James Powers: Sure, screening is very important for all of us, but the recommendations change according to age and according to the individual condition. We are guided by many societies, in particular the U.S. Preventive Services Taskforce which makes recommendations about screening for different age groups. To talk about the elderly, it is important to remember that there may be many different illnesses that we are screening for such as colon cancer, diabetes, heart disease, and these screening practices are important throughout life. There may come a point for the older individual if there are many disease processes going on where it may not be necessary to screen for some of these things because of the expected lifespan of the individual, but that has to be individualized. On the other hand, screening for conditions that are preventable and treatable is very important and if caught early many conditions can be brought under control and the patient’s quality of life greatly improved. The Choosing Wisely campaign was developed by the American College of Physicians, and it is a set of recommendations for healthcare providers to be good stewards of healthcare resources, that is, choosing tests and screening procedures that are going to be a benefit to the patient and not wasteful and unnecessary, and many different medical societies are now adopting this approach, and we are seeing a lot of guidance coming out now for the medical community.
Nic Gonzalez: It is really important to know how people are going to get screens that they do not necessary to have. Like you said, no one just loves to go to the doctors. So, that is really helpful. Well, thank you so much for talking with us today. This is all really important information for people to have, and we hope we will talk to you again soon.
James Powers: That is my pleasure.
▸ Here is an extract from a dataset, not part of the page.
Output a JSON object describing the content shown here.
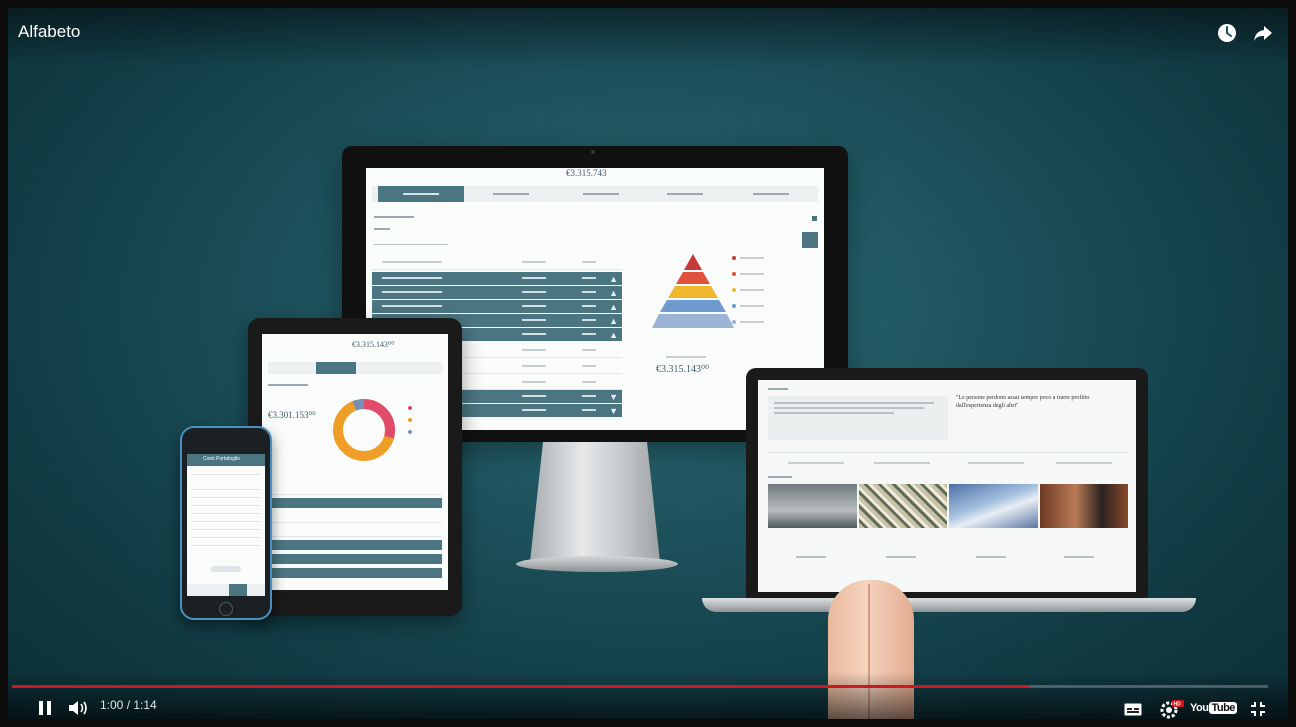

Nic Gonzalez: Thanks for listening. Please feel free to leave us any comments on this Wellcast on the form at the bottom of this page. If you have a story or suggestion, please email it to us at firstname.lastname@example.org or you can use the “Contact Us” page on our website at healthandwellness.vanderbilt.edu.